Tannins are organic compounds found in various plants, seeds, woods, and fruit skins. But have you ever wondered whether Tannins in wine are different from natural Tannins or not?
If you want to know more about what tannins in wine are, their sources, extraction, roles in wine aging, their potential health benefits, and concerns, let’s follow this article.
- What Are Tannins In Wine?
- What Are the Sources Of Tannins In Wine?
- What Do Tannins Flavors in Wine?
- What Are the Pros of Tannins in Wine?
- What Are the Cons of Tannins in Wine?
- How to Pair Food With High Amounts of Tannins?
- What Wines Have High Amounts of Tannins?
- FAQs About Tannins In Wine
What Are Tannins In Wine?
Tannins in wine are a group of phenolic compounds that come from grapes’ skins, seeds, and stems. These substances interact with proteins to create a bitter taste sensation, astringency (the feeling of dryness in your mouth), and complexity. Unlike other additives used in winemaking, tannins add flavor, color, and body to the wine and act as a preservative.
What Are the Sources Of Tannins In Wine?
Tannins in wine can come from grape skins, seeds, stems, oak barrels, and additives. The tannin molecules vary in size, shape, and complexity from one source to another; skin tannins are large and formed from many monomers, seed tannins are smaller and consist of fewer polymerized monomers and stem tannins vary in size.
These small tannin polymers from seeds, stems and newer oak can be bitter, while larger ones are astringent. The complexity of tannins can be likened to snowflakes, with millions of combinations forming unique phenolic compounds.
What Do Tannins Flavors in Wine?
Tannins in wine can give a variety of flavors and aromas, from earthy tones to fruity aromas. Depending on the intensity of the tannins, you may experience a temporary “puckering” or drying effect that is similar to eating an unripe fruit or drinking strong black tea. Tannins can also contribute to a wine’s structure and mouthfeel, making the wine feel more full-bodied or textured.
What Are the Pros of Tannins in Wine?
Tannins play an important role in the aging process of wine, providing structure and stability that can improve a wine’s flavor profile with age. They also act as antioxidants, acting as a preservative agent to protect the wine from oxidation. In addition, tannins have been known to contain some health benefits, such as reducing inflammation and improving cardiovascular health.
What Are the Cons of Tannins in Wine?
Are Tannins in Wine Bad for You?. While tannins offer many benefits to wine, too much of them can be bad.
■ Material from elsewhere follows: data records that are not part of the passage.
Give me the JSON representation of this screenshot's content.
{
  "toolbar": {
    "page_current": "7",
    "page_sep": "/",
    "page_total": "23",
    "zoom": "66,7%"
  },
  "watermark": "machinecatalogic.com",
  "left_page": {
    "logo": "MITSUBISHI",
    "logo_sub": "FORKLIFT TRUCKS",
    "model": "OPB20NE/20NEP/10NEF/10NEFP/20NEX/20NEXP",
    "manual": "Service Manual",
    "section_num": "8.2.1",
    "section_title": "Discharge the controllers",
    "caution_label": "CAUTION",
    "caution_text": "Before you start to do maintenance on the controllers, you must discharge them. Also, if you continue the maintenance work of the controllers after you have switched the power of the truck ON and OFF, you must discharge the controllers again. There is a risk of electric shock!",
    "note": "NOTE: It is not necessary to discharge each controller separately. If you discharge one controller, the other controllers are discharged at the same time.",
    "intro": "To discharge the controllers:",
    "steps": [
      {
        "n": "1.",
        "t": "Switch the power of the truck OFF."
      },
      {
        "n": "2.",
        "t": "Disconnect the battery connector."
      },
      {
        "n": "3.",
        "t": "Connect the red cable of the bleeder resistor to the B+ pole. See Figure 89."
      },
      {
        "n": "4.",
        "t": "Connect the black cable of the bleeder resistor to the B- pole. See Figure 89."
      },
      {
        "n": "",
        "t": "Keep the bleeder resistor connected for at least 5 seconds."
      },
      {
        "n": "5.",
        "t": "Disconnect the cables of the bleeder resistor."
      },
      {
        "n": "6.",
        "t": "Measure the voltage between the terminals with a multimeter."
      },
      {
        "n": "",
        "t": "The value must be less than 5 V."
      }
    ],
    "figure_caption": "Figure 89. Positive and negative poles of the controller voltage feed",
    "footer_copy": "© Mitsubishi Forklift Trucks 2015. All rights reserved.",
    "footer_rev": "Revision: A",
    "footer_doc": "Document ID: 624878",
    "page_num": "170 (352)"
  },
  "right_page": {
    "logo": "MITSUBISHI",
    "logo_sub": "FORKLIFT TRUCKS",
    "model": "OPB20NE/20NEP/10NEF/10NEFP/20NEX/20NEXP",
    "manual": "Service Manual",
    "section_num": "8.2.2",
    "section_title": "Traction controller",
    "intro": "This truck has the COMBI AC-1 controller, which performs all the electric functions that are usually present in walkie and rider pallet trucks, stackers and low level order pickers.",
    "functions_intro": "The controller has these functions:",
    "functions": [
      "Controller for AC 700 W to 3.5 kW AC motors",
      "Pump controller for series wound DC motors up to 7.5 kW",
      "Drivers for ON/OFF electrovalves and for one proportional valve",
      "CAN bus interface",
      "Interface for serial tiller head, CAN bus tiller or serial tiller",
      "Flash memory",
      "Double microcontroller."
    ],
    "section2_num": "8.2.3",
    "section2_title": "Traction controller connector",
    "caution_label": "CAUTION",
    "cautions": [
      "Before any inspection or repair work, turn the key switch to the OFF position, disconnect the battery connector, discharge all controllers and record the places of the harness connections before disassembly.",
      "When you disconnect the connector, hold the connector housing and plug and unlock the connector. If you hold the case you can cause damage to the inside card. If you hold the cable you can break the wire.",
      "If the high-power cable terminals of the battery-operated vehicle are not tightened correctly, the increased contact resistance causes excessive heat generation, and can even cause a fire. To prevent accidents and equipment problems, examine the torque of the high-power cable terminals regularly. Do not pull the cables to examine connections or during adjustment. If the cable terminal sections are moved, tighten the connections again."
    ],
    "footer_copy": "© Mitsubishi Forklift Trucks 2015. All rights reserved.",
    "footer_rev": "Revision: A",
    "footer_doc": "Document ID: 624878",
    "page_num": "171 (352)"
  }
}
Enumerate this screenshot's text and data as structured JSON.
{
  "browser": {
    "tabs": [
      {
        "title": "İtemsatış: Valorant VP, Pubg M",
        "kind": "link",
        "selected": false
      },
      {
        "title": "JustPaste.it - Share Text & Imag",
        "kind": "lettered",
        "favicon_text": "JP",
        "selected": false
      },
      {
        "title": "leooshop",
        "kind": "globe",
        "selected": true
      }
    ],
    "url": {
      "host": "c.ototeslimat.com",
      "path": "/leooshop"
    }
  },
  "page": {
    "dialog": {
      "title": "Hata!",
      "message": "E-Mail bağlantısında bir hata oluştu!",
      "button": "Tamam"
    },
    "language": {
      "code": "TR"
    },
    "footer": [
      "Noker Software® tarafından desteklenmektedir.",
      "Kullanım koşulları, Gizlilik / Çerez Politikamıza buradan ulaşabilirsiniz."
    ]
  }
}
Wines with too much tannin can have an overly astringent taste, making wines unpleasant and hard to drink. Additionally, high levels of tannins can lead to headaches or hangovers due to their interaction with proteins in the body.
How to Pair Food With High Amounts of Tannins?
When pairing food with wines high in tannin, consider using ingredients that can soften the bitterness and astringency of tannins. Fats from meats such as steak, pork belly, and duck can help cut through tannins’ harshness. Sweetness can also be appreciated with certain wines containing higher levels of tannins. Desserts like berry tarts and dark chocolate can help balance the bitterness of tannins in wine.
What Wines Have High Amounts of Tannins?
Darker-hued wines typically have higher concentrations of tannins due to the extended contact between the grapes’ skins, stems, and seeds during maceration. Wines such as Cabernet Sauvignon, Nebbiolo, Tempranillo, Merlot, and Syrah are known to have high levels of tannins.
On the other hand, lighter-hued wines such as Riesling, Pinot Grigio, and Sauvignon Blanc typically contain lower levels of tannins.
FAQs About Tannins In Wine
What Wine Has The Most Tannins?
In general, red wines have higher tannin levels than white wines. Among red wines, some of the varieties with the highest tannin levels include Cabernet Sauvignon, Nebbiolo, Syrah/Shiraz, Tannat.
Do Cheap Wines Have More Tannins?
The price of a wine is not necessarily an indicator of its tannin level. Some cheaper wines may have higher tannin levels than more expensive wines due to the use of techniques like extended maceration or aging in oak barrels.
Do Tannins In Wine Keep You Awake?
Tannins in wine are not known to have a direct effect on sleep. However, consuming alcohol, which is present in wine, can disrupt sleep patterns and lead to poor-quality sleep.
Is Chardonnay High In Tannins?
Chardonnay is a white grape variety; white wines generally have lower tannin levels than red wines. While Chardonnay wines can have some tannin content due to the winemaking process, they are generally considered lower in tannins than most red wines.
In conclusion, tannins in wine are an important part of the winemaking process, as they add complexity and structure to a finished product. They also act as antioxidants and help preserve the wine for aging.
While tannins offer many benefits, too much of them can be overwhelming and result in an unpleasant experience for some. Therefore, finding the right balance when using tannins in winemaking is important. With careful consideration and proper food pairing, all can enjoy wines with high amounts of tannins.